Every entry must be output exactly as it is written.

##### DATA PROVIDED

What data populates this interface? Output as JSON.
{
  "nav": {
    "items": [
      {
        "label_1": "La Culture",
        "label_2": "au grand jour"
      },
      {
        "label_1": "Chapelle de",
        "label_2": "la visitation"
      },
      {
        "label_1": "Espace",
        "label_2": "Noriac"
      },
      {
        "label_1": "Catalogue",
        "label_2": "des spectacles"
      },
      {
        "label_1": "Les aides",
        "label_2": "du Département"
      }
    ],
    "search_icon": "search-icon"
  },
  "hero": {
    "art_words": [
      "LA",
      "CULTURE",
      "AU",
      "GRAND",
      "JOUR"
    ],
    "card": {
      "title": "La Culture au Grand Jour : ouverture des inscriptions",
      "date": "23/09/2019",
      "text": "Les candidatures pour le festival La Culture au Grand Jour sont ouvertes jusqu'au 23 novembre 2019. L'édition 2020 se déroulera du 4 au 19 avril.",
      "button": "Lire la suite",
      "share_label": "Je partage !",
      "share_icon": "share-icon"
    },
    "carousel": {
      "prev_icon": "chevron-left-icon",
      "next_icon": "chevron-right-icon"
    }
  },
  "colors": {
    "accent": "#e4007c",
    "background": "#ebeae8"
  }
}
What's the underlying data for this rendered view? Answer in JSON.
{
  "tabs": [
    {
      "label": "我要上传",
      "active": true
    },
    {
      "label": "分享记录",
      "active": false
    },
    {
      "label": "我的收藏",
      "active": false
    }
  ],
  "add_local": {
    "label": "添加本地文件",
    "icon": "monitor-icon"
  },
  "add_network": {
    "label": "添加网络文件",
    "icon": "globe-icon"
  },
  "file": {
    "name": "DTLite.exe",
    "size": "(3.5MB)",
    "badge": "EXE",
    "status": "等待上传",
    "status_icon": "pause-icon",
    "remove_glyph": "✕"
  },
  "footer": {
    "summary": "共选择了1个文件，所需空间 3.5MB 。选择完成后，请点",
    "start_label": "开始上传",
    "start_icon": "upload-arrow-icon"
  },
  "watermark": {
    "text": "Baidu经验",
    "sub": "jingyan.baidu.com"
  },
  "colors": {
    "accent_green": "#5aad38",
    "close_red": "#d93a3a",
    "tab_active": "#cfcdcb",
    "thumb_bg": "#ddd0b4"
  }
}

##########

* [REPLY]:
What data populates this interface? Output as JSON.
{
  "nav": {
    "items": [
      {
        "label_1": "La Culture",
        "label_2": "au grand jour"
      },
      {
        "label_1": "Chapelle de",
        "label_2": "la visitation"
      },
      {
        "label_1": "Espace",
        "label_2": "Noriac"
      },
      {
        "label_1": "Catalogue",
        "label_2": "des spectacles"
      },
      {
        "label_1": "Les aides",
        "label_2": "du Département"
      }
    ],
    "search_icon": "search-icon"
  },
  "hero": {
    "art_words": [
      "LA",
      "CULTURE",
      "AU",
      "GRAND",
      "JOUR"
    ],
    "card": {
      "title": "La Culture au Grand Jour : ouverture des inscriptions",
      "date": "23/09/2019",
      "text": "Les candidatures pour le festival La Culture au Grand Jour sont ouvertes jusqu'au 23 novembre 2019. L'édition 2020 se déroulera du 4 au 19 avril.",
      "button": "Lire la suite",
      "share_label": "Je partage !",
      "share_icon": "share-icon"
    },
    "carousel": {
      "prev_icon": "chevron-left-icon",
      "next_icon": "chevron-right-icon"
    }
  },
  "colors": {
    "accent": "#e4007c",
    "background": "#ebeae8"
  }
}
What's the underlying data for this rendered view? Answer in JSON.
{
  "tabs": [
    {
      "label": "我要上传",
      "active": true
    },
    {
      "label": "分享记录",
      "active": false
    },
    {
      "label": "我的收藏",
      "active": false
    }
  ],
  "add_local": {
    "label": "添加本地文件",
    "icon": "monitor-icon"
  },
  "add_network": {
    "label": "添加网络文件",
    "icon": "globe-icon"
  },
  "file": {
    "name": "DTLite.exe",
    "size": "(3.5MB)",
    "badge": "EXE",
    "status": "等待上传",
    "status_icon": "pause-icon",
    "remove_glyph": "✕"
  },
  "footer": {
    "summary": "共选择了1个文件，所需空间 3.5MB 。选择完成后，请点",
    "start_label": "开始上传",
    "start_icon": "upload-arrow-icon"
  },
  "watermark": {
    "text": "Baidu经验",
    "sub": "jingyan.baidu.com"
  },
  "colors": {
    "accent_green": "#5aad38",
    "close_red": "#d93a3a",
    "tab_active": "#cfcdcb",
    "thumb_bg": "#ddd0b4"
  }
}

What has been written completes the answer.